Kuala Lumpur, 19th to 21st December 2022 – A three-day visit of expert delegates on FoRB was held from 19th to 21st December 2022 to share contextual developments, experiences and best practices with Malaysian civil society organisations (CSOs) on the topics of FoRB and countering hate speech. The visit was also set to discuss the implementation of the United Nations Framework (UN Resolution 16/18 and Rabat Plan of Action) as a complementary standard for protection of FoRB in Malaysia. The expert delegates were judicial officials from Bangladesh and Tunisia, and the former United Nations Special Rapporteur on FoRB, Prof. Ahmed Shaheed. Komuniti Muslim Universal (KMU Malaysia) took part in this high-level discussion.

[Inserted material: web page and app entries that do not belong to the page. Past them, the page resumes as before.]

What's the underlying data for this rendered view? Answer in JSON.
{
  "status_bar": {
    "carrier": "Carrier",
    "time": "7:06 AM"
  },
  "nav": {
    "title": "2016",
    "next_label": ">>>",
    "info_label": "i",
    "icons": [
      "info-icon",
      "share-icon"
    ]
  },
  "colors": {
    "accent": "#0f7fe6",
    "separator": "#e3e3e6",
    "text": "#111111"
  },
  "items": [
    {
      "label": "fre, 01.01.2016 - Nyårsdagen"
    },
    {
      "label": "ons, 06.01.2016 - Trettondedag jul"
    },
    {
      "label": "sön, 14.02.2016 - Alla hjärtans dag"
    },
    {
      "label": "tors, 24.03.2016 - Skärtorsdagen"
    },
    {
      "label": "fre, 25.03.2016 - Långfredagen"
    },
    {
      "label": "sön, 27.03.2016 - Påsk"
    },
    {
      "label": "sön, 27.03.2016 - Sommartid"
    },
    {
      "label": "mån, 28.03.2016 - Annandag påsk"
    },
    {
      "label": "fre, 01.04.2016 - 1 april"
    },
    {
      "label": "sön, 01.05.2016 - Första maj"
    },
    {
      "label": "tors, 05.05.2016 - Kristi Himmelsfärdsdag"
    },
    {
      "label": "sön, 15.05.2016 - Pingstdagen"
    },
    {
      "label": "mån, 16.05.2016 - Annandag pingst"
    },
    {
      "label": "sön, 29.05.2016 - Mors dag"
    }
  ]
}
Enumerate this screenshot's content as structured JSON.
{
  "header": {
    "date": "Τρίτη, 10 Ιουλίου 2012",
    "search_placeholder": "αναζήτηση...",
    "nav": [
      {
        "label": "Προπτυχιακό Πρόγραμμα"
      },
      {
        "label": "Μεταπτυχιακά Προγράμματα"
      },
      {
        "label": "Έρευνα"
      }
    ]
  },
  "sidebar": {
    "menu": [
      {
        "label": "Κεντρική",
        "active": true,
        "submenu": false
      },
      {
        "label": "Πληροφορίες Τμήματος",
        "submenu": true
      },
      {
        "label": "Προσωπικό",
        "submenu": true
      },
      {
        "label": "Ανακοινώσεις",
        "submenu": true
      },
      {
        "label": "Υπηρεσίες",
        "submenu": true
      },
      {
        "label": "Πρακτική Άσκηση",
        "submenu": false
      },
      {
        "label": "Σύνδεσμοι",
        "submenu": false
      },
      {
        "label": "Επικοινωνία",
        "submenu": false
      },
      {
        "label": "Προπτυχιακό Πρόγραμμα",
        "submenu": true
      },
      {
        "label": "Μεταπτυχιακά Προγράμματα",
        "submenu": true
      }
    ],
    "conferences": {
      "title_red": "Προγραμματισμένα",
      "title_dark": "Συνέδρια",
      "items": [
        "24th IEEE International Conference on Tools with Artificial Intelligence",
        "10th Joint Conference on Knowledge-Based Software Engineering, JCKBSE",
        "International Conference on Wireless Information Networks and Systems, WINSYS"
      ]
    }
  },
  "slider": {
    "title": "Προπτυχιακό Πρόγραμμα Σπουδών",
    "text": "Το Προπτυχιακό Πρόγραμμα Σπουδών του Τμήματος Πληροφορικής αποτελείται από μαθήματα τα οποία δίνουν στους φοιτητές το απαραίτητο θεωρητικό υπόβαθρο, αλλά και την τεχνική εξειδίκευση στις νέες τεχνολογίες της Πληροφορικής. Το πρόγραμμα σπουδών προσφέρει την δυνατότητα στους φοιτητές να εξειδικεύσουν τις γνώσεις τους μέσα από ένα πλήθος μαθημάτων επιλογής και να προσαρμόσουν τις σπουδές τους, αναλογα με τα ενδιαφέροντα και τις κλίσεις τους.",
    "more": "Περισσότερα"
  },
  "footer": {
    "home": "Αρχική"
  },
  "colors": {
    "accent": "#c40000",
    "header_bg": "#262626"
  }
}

The first day started with a roundtable discussion with organisations and communities affected by the legal, political and cultural restrictions. The discussion was participated by representatives from religious and sexual minorities, and CSOs that work on FoRB issues.
KMU Malaysia, based on its research arm, Initiative to Promote Tolerance and Prevent Violence (INITIATE.MY),highlighted that the hegemony of Malays and Sunni-Islam has impacted religious freedom and tolerance in Malaysia. First, legal restrictions such as state fatwas that ban ‘pluralism’ and ‘liberalism’, intra-faith minorities and the usage of ‘Allah’ by non-Muslims.
Second, Islamist and far-right extremism. In the recent 15th general election (GE) , there was an influx of TikTok videos that promote anti-minority narratives and call for violence in the name of race and religion.
Therefore, KMU Malaysia suggested that the CSOs should take the opportunity to work with the Unity Government to address state discrimination and social intolerance.
A closed-door forum was held on the final day of the visit. The experts suggested the inclusion of FoRB indicators in Sustainable Development Goals (SDG) and creating new democratic spaces of faith for rights. It was to discuss the practical aspects in the protection of FoRB with a wider audience. Former MP, Kasthuri Patto explained that Parliament should be leveraged as a platform to debate and effect reforms. Furthermore, Sisters in Islam (SIS) recommended the use of media to spread counter narratives especially on progressive values in religion. From the lessons learnt after GE-14, KMU Malaysia recommended that political risk assessment should be undertaken before any introduction of policy reforms to defend the reforms and manage a backlash from the extremist groups.
In the Q&A session, the participants also shared other challenges they encountered in FoRB advocacy such as the shrinking civic space for inter-faith dialogue but optimistic to see more positive changes after GE-15.